MATERIAL SHOWN -
***

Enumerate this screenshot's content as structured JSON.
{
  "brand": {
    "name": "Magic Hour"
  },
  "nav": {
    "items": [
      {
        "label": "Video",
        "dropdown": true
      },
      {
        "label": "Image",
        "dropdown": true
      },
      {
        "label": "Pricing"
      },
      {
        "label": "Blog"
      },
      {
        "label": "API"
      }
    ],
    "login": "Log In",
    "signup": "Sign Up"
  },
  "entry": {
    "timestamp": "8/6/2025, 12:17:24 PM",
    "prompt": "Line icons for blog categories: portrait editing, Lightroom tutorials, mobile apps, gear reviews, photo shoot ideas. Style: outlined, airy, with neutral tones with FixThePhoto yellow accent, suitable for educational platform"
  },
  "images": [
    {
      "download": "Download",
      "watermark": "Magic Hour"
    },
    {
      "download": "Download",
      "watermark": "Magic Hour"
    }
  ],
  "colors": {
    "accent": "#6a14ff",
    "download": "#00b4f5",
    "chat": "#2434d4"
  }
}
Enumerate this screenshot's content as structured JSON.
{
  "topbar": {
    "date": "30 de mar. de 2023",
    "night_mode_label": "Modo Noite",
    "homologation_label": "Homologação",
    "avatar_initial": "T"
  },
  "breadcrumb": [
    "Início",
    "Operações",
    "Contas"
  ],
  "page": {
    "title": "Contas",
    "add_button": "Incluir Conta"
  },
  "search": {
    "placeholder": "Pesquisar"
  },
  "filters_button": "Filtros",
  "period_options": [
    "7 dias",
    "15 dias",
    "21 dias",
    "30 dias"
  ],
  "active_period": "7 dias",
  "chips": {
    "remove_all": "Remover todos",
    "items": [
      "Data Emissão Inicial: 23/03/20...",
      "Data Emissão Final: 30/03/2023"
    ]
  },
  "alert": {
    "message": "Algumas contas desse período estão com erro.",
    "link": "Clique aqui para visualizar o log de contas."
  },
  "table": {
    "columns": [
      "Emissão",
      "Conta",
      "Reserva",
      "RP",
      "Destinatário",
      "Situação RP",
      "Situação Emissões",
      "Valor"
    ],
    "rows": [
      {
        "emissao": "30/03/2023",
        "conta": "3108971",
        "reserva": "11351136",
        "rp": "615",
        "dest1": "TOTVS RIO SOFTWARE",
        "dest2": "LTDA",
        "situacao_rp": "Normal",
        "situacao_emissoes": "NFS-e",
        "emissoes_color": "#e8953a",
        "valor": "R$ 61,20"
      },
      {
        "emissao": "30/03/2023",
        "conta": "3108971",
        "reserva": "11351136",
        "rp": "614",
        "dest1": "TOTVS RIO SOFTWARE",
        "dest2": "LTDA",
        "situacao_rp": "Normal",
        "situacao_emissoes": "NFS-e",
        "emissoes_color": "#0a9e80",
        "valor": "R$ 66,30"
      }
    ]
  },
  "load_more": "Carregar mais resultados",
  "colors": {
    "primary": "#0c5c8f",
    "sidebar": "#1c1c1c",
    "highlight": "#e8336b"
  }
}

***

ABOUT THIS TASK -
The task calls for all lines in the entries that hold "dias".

EXERCISE SOLUTION -
    "7 dias",
    "15 dias",
    "21 dias",
    "30 dias"
  "active_period": "7 dias",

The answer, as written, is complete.